  • You already know junior level developers tend to be paid less than senior level engineers and architects. This creates a natural financial stress for supervisors, same as what you see with international talent. You understand the value of a senior engineer, but sometimes the higher-ups don't see it so clearly. Figure out how to articulate, concisely, that your team slows down or is more prone to bad design choices without access to one.
3
  • 3
    "Come with solutions, not problems" - That's not OP's job. He is talking to the person whose job it is. Managers who say "Come with solutions, not problems" are just lazy. And OP already has a solution, which he doesn't want to tell his boss for good reasons. And OP has the ultimate mitigation strategy: Describe the problem (no senior developers) to the person who can fix it. – gnasher729 Jun 7 at 15:30
  • 2
    @gnasher729: A difference between What Should Be and What Is. Must be nice! – A rural reader Jun 7 at 15:31
  • +1 for points 2,3 & 4. First one is not OP's issue, though how OP would bring this to a superior should not be a "get more seniors or I quit", instead a "we need more seniors or lower expectations" (which falls in line with "here's my problem, now you solve it", which is what a manager is also for (next to managing the work)). OP's responsibility, as far as the lack of seniors goes, ends with notifying that it's a problem. – rkeet Jun 8 at 11:55
0

What do you believe that telling him this will accomplish?

  • Do you think that this will motivate him to spend more time mentoring you, and if so, will that satisfy you? Otherwise...
  • Do you think that this will further incentivize him to hire a Senior? And if you think that, why?
    • Do you think that he just doesn't see the need to hire another, senior dev?
    • Do you think that he's just been too distracted / busy to follow up on recruiting?
    • Do you think that Recruiting / HR hasn't been putting in the effort, and that, if you mention something, that will incentivize him to light a fire under them?
    • Do you think that he, or the other interviewers, are being too picky with previous candidates, and that expectations need adjustment?
    • Do you think that management is being too stingy with salary / benefits, and that he needs to pressure them to raise them?

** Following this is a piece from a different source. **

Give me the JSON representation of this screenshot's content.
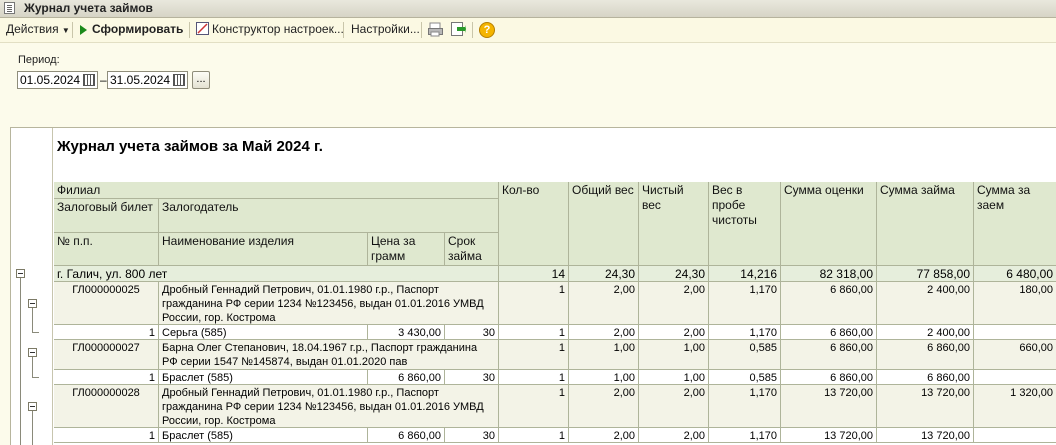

If you think that having a conversation with him will resolve one of those issues (or something else that I haven't even thought of yet), then by all means, have it. If you're not sure WHAT the "problem" is from your manager's perspective, use your one-on-one time to try to glean that.

But ultimately, if he doesn't see a problem and thinks that current staffing is fine, or if he knows that management / HR / whomever isn't going to let him hire another Senior, then telling him that your position is "unacceptable in the long term" is effectively handing in a resignation that takes effect at his convenience.

You must log in to answer this question.

Not the answer you're looking for? Browse other questions tagged .